Antonyms for merriment Unabridged Based on the Random House Unabridged Dictionary, © Random House, Inc. 2019

Examples from the Web for merriment

Contemporary Examples of merriment

Historical Examples of merriment

  • In the burst of merriment, his pent feelings found their vent.

    Within the Law

    Marvin Dana

  • The father and mother made their appearance, and the merriment began.

    Rico and Wiseli

    Johanna Spyri

  • But there was no trace of merriment or perplexity in the way he looked at Mr Verloc.

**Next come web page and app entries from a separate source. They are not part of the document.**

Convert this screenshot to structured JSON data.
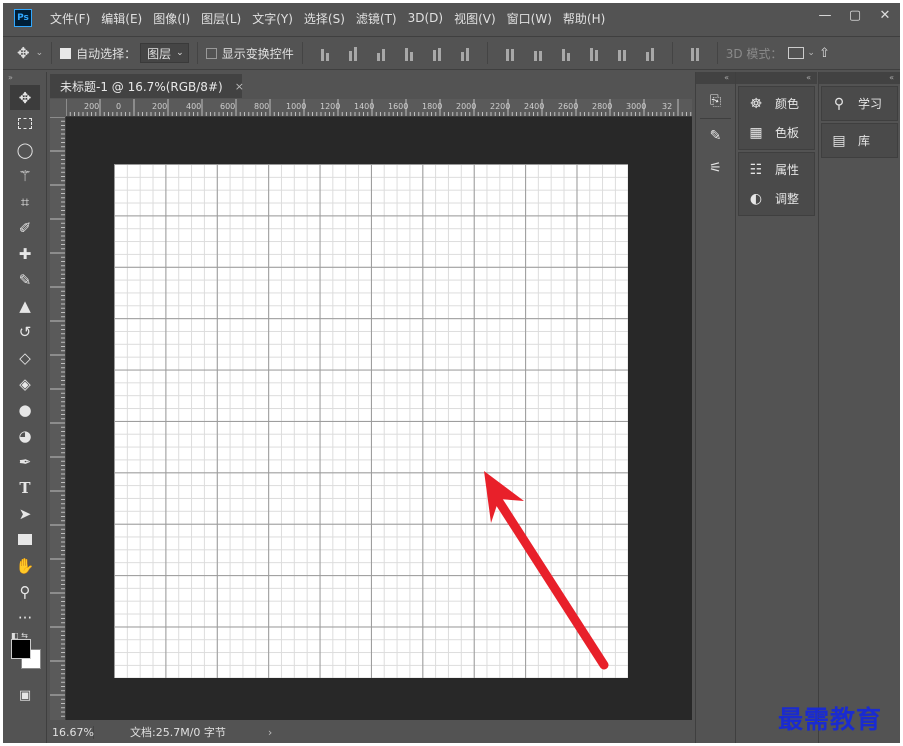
{
  "menubar": {
    "logo": "Ps",
    "items": [
      "文件(F)",
      "编辑(E)",
      "图像(I)",
      "图层(L)",
      "文字(Y)",
      "选择(S)",
      "滤镜(T)",
      "3D(D)",
      "视图(V)",
      "窗口(W)",
      "帮助(H)"
    ],
    "window_controls": {
      "minimize": "—",
      "restore": "▢",
      "close": "✕"
    }
  },
  "options": {
    "move_icon": "✥",
    "auto_select_label": "自动选择：",
    "auto_select_checked": true,
    "target_select": "图层",
    "show_transform_label": "显示变换控件",
    "show_transform_checked": false,
    "mode_3d_label": "3D 模式："
  },
  "document": {
    "tab_title": "未标题-1 @ 16.7%(RGB/8#)",
    "close_glyph": "×"
  },
  "ruler": {
    "top_ticks": [
      "200",
      "0",
      "200",
      "400",
      "600",
      "800",
      "1000",
      "1200",
      "1400",
      "1600",
      "1800",
      "2000",
      "2200",
      "2400",
      "2600",
      "2800",
      "3000",
      "32"
    ]
  },
  "status": {
    "zoom": "16.67%",
    "doc_info": "文档:25.7M/0 字节",
    "more_glyph": "›"
  },
  "tools": [
    "move-icon",
    "marquee-icon",
    "lasso-icon",
    "magic-wand-icon",
    "crop-icon",
    "eyedropper-icon",
    "healing-brush-icon",
    "brush-icon",
    "stamp-icon",
    "history-brush-icon",
    "eraser-icon",
    "paint-bucket-icon",
    "blur-icon",
    "dodge-icon",
    "pen-icon",
    "type-icon",
    "path-select-icon",
    "rectangle-icon",
    "hand-icon",
    "zoom-icon",
    "more-tools-icon"
  ],
  "panels": {
    "col1": {
      "group1": [
        {
          "icon": "palette-icon",
          "label": "颜色"
        },
        {
          "icon": "swatches-icon",
          "label": "色板"
        }
      ],
      "group2": [
        {
          "icon": "properties-icon",
          "label": "属性"
        },
        {
          "icon": "adjustments-icon",
          "label": "调整"
        }
      ]
    },
    "col2": {
      "group1": [
        {
          "icon": "lightbulb-icon",
          "label": "学习"
        }
      ],
      "group2": [
        {
          "icon": "library-icon",
          "label": "库"
        }
      ]
    }
  },
  "annotation": {
    "arrow_color": "#e8202a"
  },
  "watermark": "最需教育"
}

    The Secret Agent

    Joseph Conrad

  • There was no merriment, but there was a kindly look on every face that was beautiful to see.

  • Her eyes were dancing with that merriment she could never long restrain.

    The Law-Breakers

    Ridgwell Cullum

British Dictionary definitions for merriment



gaiety, fun, or mirth
Collins English Dictionary - Complete & Unabridged 2012 Digital Edition © William Collins Sons & Co. Ltd. 1979, 1986 © HarperCollins Publishers 1998, 2000, 2003, 2005, 2006, 2007, 2009, 2012

Word Origin and History for merriment

1570s, "comedic entertainment," from merry + -ment. General sense of "mirth" is from 1580s.

Online Etymology Dictionary, © 2010 Douglas Harper